EXERCISE REQUIREMENTS:
Look at each line of the records and count those with "JSON" in them. Please answer with the count alone.

────────────────────────────────────────

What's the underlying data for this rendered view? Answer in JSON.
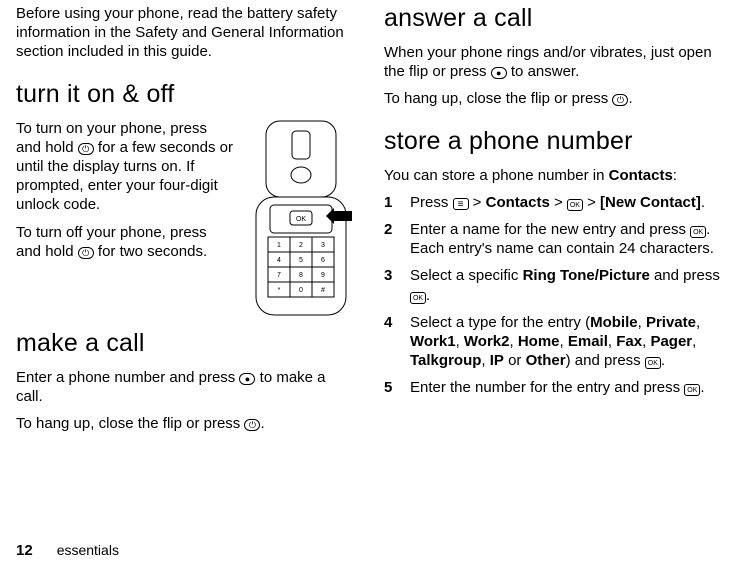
{
  "left": {
    "intro": "Before using your phone, read the battery safety information in the Safety and General Information section included in this guide.",
    "h_turn": "turn it on & off",
    "turn_on_a": "To turn on your phone, press and hold ",
    "turn_on_b": " for a few seconds or until the display turns on. If prompted, enter your four-digit unlock code.",
    "turn_off_a": "To turn off your phone, press and hold ",
    "turn_off_b": " for two seconds.",
    "h_make": "make a call",
    "make_a": "Enter a phone number and press ",
    "make_b": " to make a call.",
    "hang_a": "To hang up, close the flip or press ",
    "hang_b": "."
  },
  "right": {
    "h_answer": "answer a call",
    "ans_a": "When your phone rings and/or vibrates, just open the flip or press ",
    "ans_b": " to answer.",
    "hang_a": "To hang up, close the flip or press ",
    "hang_b": ".",
    "h_store": "store a phone number",
    "store_intro_a": "You can store a phone number in ",
    "store_intro_b": "Contacts",
    "store_intro_c": ":",
    "s1_a": "Press ",
    "s1_b": " > ",
    "s1_contacts": "Contacts",
    "s1_c": " > ",
    "s1_d": " > ",
    "s1_new": "[New Contact]",
    "s1_e": ".",
    "s2_a": "Enter a name for the new entry and press ",
    "s2_b": ". Each entry's name can contain 24 characters.",
    "s3_a": "Select a specific ",
    "s3_ring": "Ring Tone/Picture",
    "s3_b": " and press ",
    "s3_c": ".",
    "s4_a": "Select a type for the entry (",
    "s4_types": [
      "Mobile",
      "Private",
      "Work1",
      "Work2",
      "Home",
      "Email",
      "Fax",
      "Pager",
      "Talkgroup",
      "IP"
    ],
    "s4_or": " or ",
    "s4_other": "Other",
    "s4_b": ") and press ",
    "s4_c": ".",
    "s5_a": "Enter the number for the entry and press ",
    "s5_b": "."
  },
  "keys": {
    "power": "⏻",
    "send": "●",
    "end": "⏻",
    "ok": "OK",
    "menu": ""
  },
  "nums": {
    "n1": "1",
    "n2": "2",
    "n3": "3",
    "n4": "4",
    "n5": "5"
  },
  "footer": {
    "page": "12",
    "section": "essentials"
  }
}
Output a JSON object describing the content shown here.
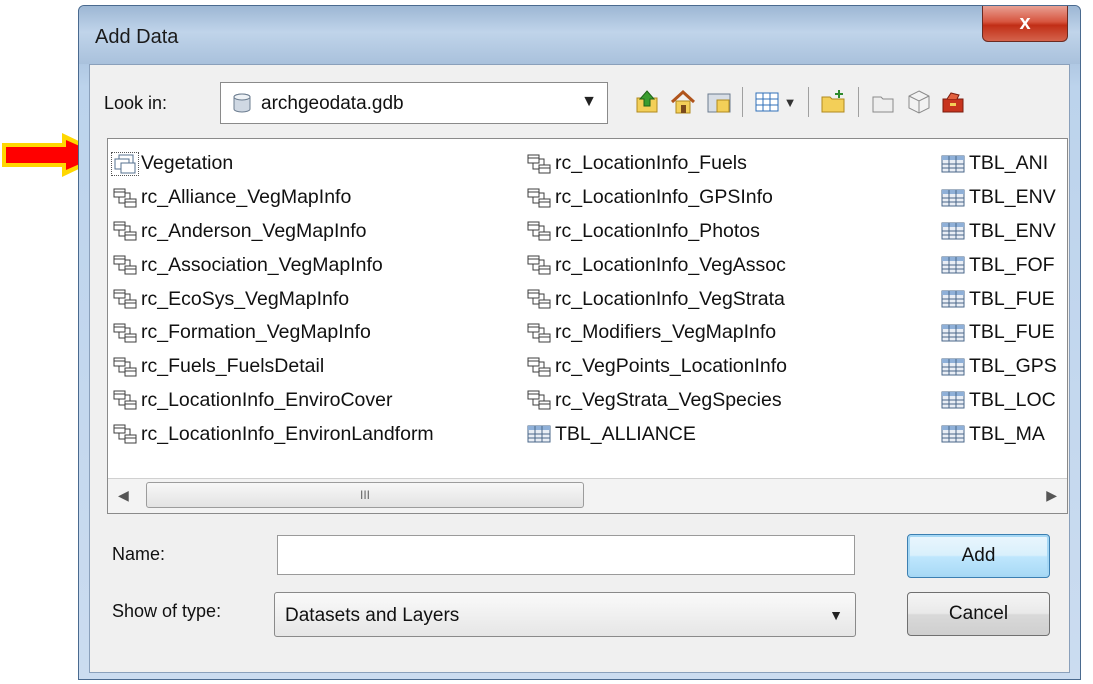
{
  "dialog": {
    "title": "Add Data",
    "close_glyph": "x"
  },
  "look_in": {
    "label": "Look in:",
    "value": "archgeodata.gdb",
    "icon": "database-icon"
  },
  "toolbar": {
    "buttons": [
      "up-one-level-icon",
      "home-icon",
      "connect-folder-icon",
      "view-menu-icon",
      "new-folder-icon",
      "new-item-icon",
      "cube-icon",
      "toolbox-icon"
    ]
  },
  "file_list": {
    "columns": [
      [
        {
          "label": "Vegetation",
          "icon": "feature-dataset-icon",
          "selected": true
        },
        {
          "label": "rc_Alliance_VegMapInfo",
          "icon": "relationship-class-icon"
        },
        {
          "label": "rc_Anderson_VegMapInfo",
          "icon": "relationship-class-icon"
        },
        {
          "label": "rc_Association_VegMapInfo",
          "icon": "relationship-class-icon"
        },
        {
          "label": "rc_EcoSys_VegMapInfo",
          "icon": "relationship-class-icon"
        },
        {
          "label": "rc_Formation_VegMapInfo",
          "icon": "relationship-class-icon"
        },
        {
          "label": "rc_Fuels_FuelsDetail",
          "icon": "relationship-class-icon"
        },
        {
          "label": "rc_LocationInfo_EnviroCover",
          "icon": "relationship-class-icon"
        },
        {
          "label": "rc_LocationInfo_EnvironLandform",
          "icon": "relationship-class-icon"
        }
      ],
      [
        {
          "label": "rc_LocationInfo_Fuels",
          "icon": "relationship-class-icon"
        },
        {
          "label": "rc_LocationInfo_GPSInfo",
          "icon": "relationship-class-icon"
        },
        {
          "label": "rc_LocationInfo_Photos",
          "icon": "relationship-class-icon"
        },
        {
          "label": "rc_LocationInfo_VegAssoc",
          "icon": "relationship-class-icon"
        },
        {
          "label": "rc_LocationInfo_VegStrata",
          "icon": "relationship-class-icon"
        },
        {
          "label": "rc_Modifiers_VegMapInfo",
          "icon": "relationship-class-icon"
        },
        {
          "label": "rc_VegPoints_LocationInfo",
          "icon": "relationship-class-icon"
        },
        {
          "label": "rc_VegStrata_VegSpecies",
          "icon": "relationship-class-icon"
        },
        {
          "label": "TBL_ALLIANCE",
          "icon": "table-icon"
        }
      ],
      [
        {
          "label": "TBL_ANI",
          "icon": "table-icon"
        },
        {
          "label": "TBL_ENV",
          "icon": "table-icon"
        },
        {
          "label": "TBL_ENV",
          "icon": "table-icon"
        },
        {
          "label": "TBL_FOF",
          "icon": "table-icon"
        },
        {
          "label": "TBL_FUE",
          "icon": "table-icon"
        },
        {
          "label": "TBL_FUE",
          "icon": "table-icon"
        },
        {
          "label": "TBL_GPS",
          "icon": "table-icon"
        },
        {
          "label": "TBL_LOC",
          "icon": "table-icon"
        },
        {
          "label": "TBL_MA",
          "icon": "table-icon"
        }
      ]
    ],
    "scroll_thumb_grip": "III"
  },
  "name_field": {
    "label": "Name:",
    "value": ""
  },
  "type_field": {
    "label": "Show of type:",
    "value": "Datasets and Layers"
  },
  "buttons": {
    "add": "Add",
    "cancel": "Cancel"
  },
  "colors": {
    "annotation_arrow": "#ff0000",
    "arrow_outline": "#ffd700"
  }
}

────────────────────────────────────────

EXERCISE RESULT:
2